We disagree with the third district's analysis to the extent that it suggests Resmondo, Ryter, and Busby do not support a derivative cause of action's existence in the absence of a primary cause of action. In Gates v. Foley, 247 So. 2d 40, 41 (Fla. 1971), the supreme court abrogated prior decisions and held that "deprivation to the wife of the husband's companionship, affection and sexual relation (or consortium, as above defined) constitutes a real injury to the marital relationship and one which should be compensable at law if due to the negligence of another." In Resmondo, the first district held that where a husband settled a claim with a consent judgment without finding fault, a wife's loss-of-consortium claim is still actionable. 265 So. 2d at 73. In Ryter, the first district provided that "[t]he wife owns the cause of action [and that] [i]t is her property right in her own name." 291 So. 2d at 57. Similarly, this court has previously stated that "Florida case law recognizes that loss-of-consortium is a separate cause of action belonging to the spouse of the injured married partner, and though derivative in the sense of being occasioned by injury to the spouse, it is a direct injury to the spouse who has lost the consortium." Orange Cnty. v. Piper, 523 So. 2d 196, 198 (Fla. 5th DCA 1988) (citing Busby, 80 So. 2d at 676).

As another basis for its conflict with Taylor, the third district continued by noting it was persuaded that the Legislature did not want the loss-of-consortium claim to continue past death because the Legislature made recovery for a surviving spouse a part of the Wrongful Death Act. ACandS, 703 So. 2d at 494 ("[T]he surviving spouse may also recover for loss of the decedent's companionship and protection and for mental pain and suffering from the date of injury." (quoting § 768.21(2), Fla. Stat. (1995))). The third district implicitly concluded that because the surviving spouse can recover from the date of injury, the loss of consortium from the date of injury merges with the continuing injury suffered after death, and the surviving spouse therefore recovers. We find this analysis problematic because it considers only a situation where a wrongful death action can be maintained. Indeed, under the third district's interpretation, where the injured spouse dies from an injury unrelated to the personal injury action, the surviving spouse who suffered a loss of consortium would not be able to maintain a wrongful death action. Therefore, the surviving spouse would lose a vested right to recover for a loss of consortium from the date of injury to the date of death. This cannot be the result the Legislature intended and, here, that would be the effect.

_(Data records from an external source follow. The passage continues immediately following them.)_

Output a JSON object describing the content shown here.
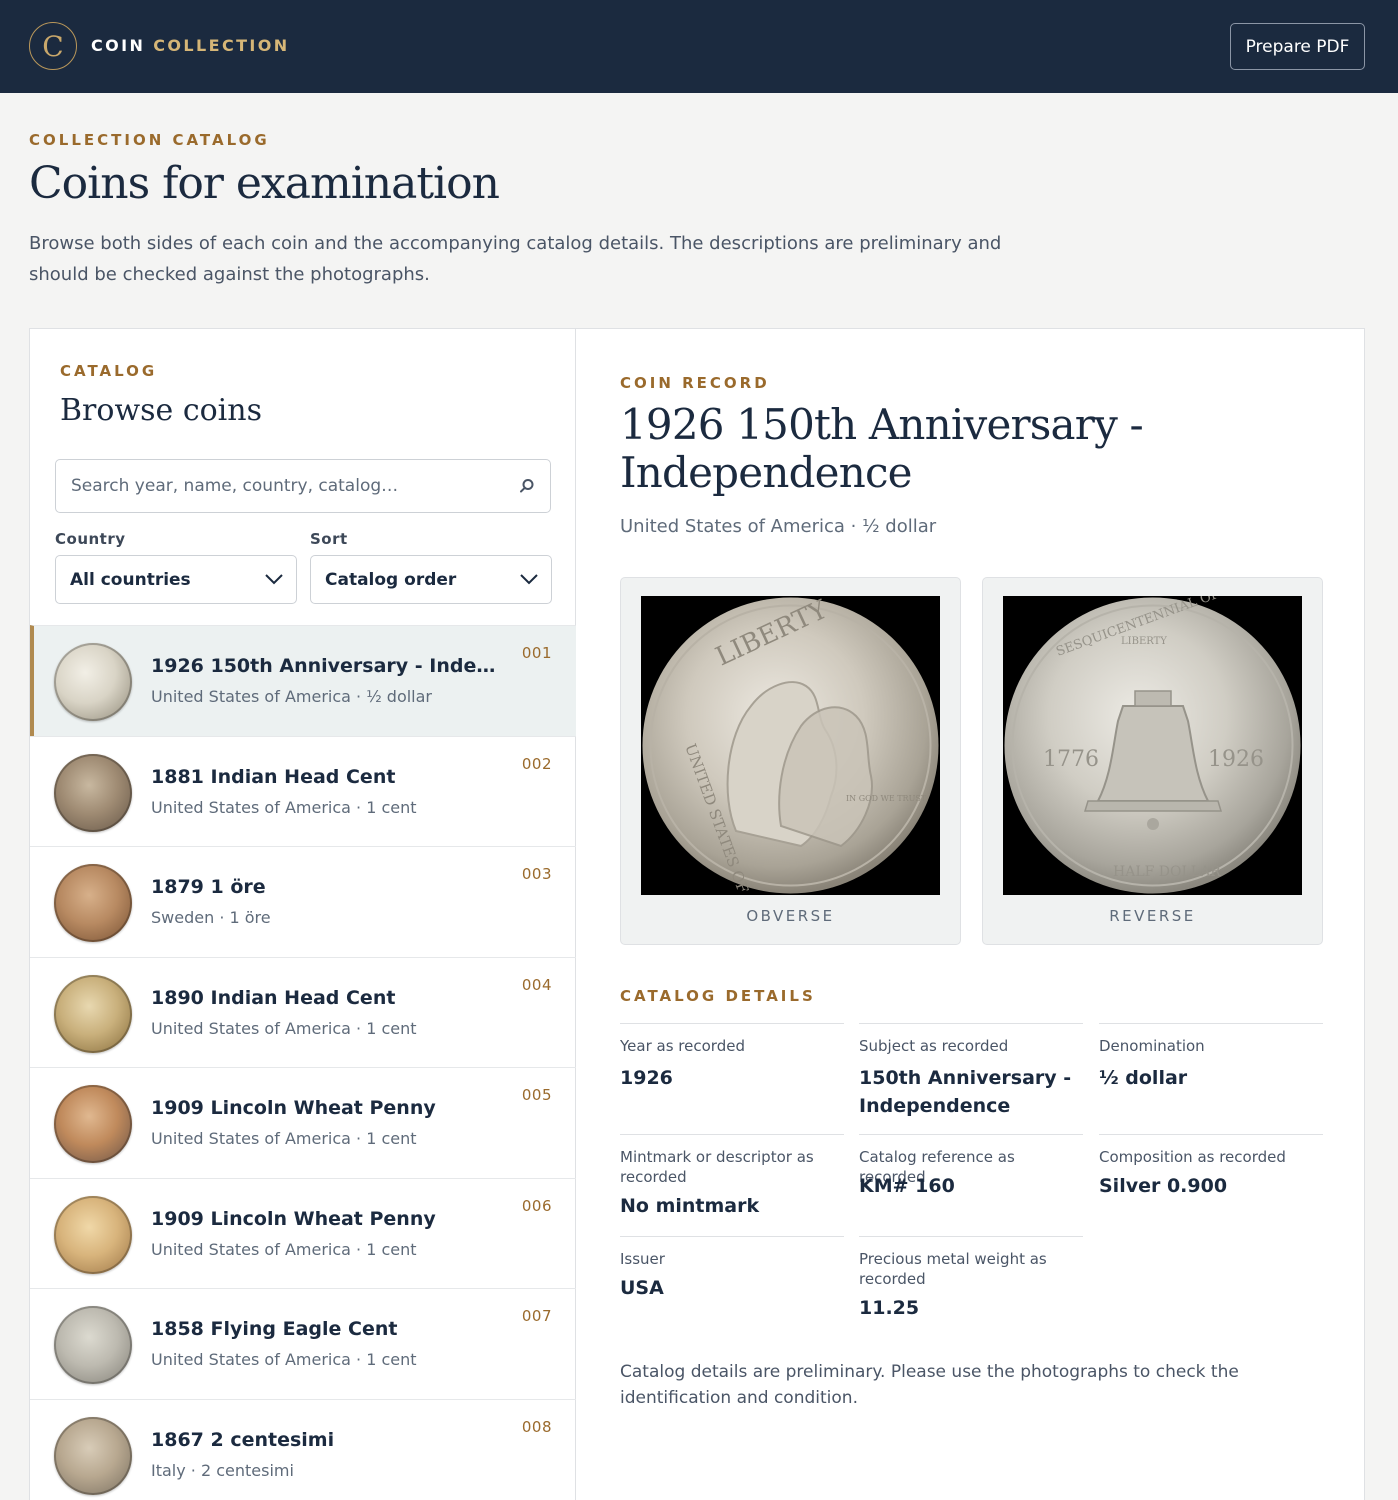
{
  "header": {
    "logo_letter": "C",
    "brand_first": "COIN",
    "brand_second": "COLLECTION",
    "pdf_button": "Prepare PDF"
  },
  "hero": {
    "eyebrow": "COLLECTION CATALOG",
    "title": "Coins for examination",
    "description": "Browse both sides of each coin and the accompanying catalog details. The descriptions are preliminary and should be checked against the photographs."
  },
  "catalog": {
    "eyebrow": "CATALOG",
    "title": "Browse coins",
    "search_placeholder": "Search year, name, country, catalog…",
    "country_label": "Country",
    "country_value": "All countries",
    "sort_label": "Sort",
    "sort_value": "Catalog order",
    "items": [
      {
        "name": "1926 150th Anniversary - Independence",
        "sub": "United States of America · ½ dollar",
        "num": "001",
        "tone": "silver"
      },
      {
        "name": "1881 Indian Head Cent",
        "sub": "United States of America · 1 cent",
        "num": "002",
        "tone": "worn"
      },
      {
        "name": "1879 1 öre",
        "sub": "Sweden · 1 öre",
        "num": "003",
        "tone": "bronze"
      },
      {
        "name": "1890 Indian Head Cent",
        "sub": "United States of America · 1 cent",
        "num": "004",
        "tone": "indian"
      },
      {
        "name": "1909 Lincoln Wheat Penny",
        "sub": "United States of America · 1 cent",
        "num": "005",
        "tone": "copper"
      },
      {
        "name": "1909 Lincoln Wheat Penny",
        "sub": "United States of America · 1 cent",
        "num": "006",
        "tone": "gold"
      },
      {
        "name": "1858 Flying Eagle Cent",
        "sub": "United States of America · 1 cent",
        "num": "007",
        "tone": "grey"
      },
      {
        "name": "1867 2 centesimi",
        "sub": "Italy · 2 centesimi",
        "num": "008",
        "tone": "muted"
      }
    ]
  },
  "record": {
    "eyebrow": "COIN RECORD",
    "title": "1926 150th Anniversary - Independence",
    "subtitle": "United States of America · ½ dollar",
    "obverse_caption": "OBVERSE",
    "reverse_caption": "REVERSE",
    "details_eyebrow": "CATALOG DETAILS",
    "details": [
      {
        "label": "Year as recorded",
        "value": "1926"
      },
      {
        "label": "Subject as recorded",
        "value": "150th Anniversary - Independence"
      },
      {
        "label": "Denomination",
        "value": "½ dollar"
      },
      {
        "label": "Mintmark or descriptor as recorded",
        "value": "No mintmark"
      },
      {
        "label": "Catalog reference as recorded",
        "value": "KM# 160"
      },
      {
        "label": "Composition as recorded",
        "value": "Silver 0.900"
      },
      {
        "label": "Issuer",
        "value": "USA"
      },
      {
        "label": "Precious metal weight as recorded",
        "value": "11.25"
      }
    ],
    "note": "Catalog details are preliminary. Please use the photographs to check the identification and condition."
  },
  "coin_lettering": {
    "obverse": [
      "LIBERTY",
      "UNITED STATES OF AMERICA",
      "IN GOD WE TRUST"
    ],
    "reverse": [
      "SESQUICENTENNIAL OF AMERICAN INDEPENDENCE",
      "LIBERTY",
      "1776",
      "1926",
      "HALF DOLLAR"
    ]
  },
  "colors": {
    "navy": "#1b2a3f",
    "gold_accent": "#9a6a2c",
    "active_row": "#ecf1f1"
  }
}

We affirm the trial court's dismissal of the personal injury action. We reaffirm our holding in Taylor that a loss-of-consortium claim survives the death of a deceased spouse. Accordingly, we reverse the trial court's dismissal of Appellant's loss-of-consortium claim and remand for the trial court to reinstate the claim. We also maintain the preexisting conflict with the third district in ACandS, Inc. v. Redd, 703 So. 2d 492, 494 (Fla. 3d DCA 1997).

AFFIRMED in part; REVERSED in part; REMANDED with instructions; CONFLICT CERTIFIED. (SAWAYA and EVANDER, JJ., concur.)

__________________

1. Taylor v. Orlando Clinic, 555 So. 2d 876, 878 (Fla. 5th DCA 1989), disapproved on other grounds, Capone v. Philip Morris USA, Inc., 116 So. 3d 363 (Fla. 2013).

2. We affirm without discussion the trial court's finding that Appellant failed to demonstrate excusable neglect.

3. The supreme court also addressed a jurisdictional issue not relevant here.

 

 



* * *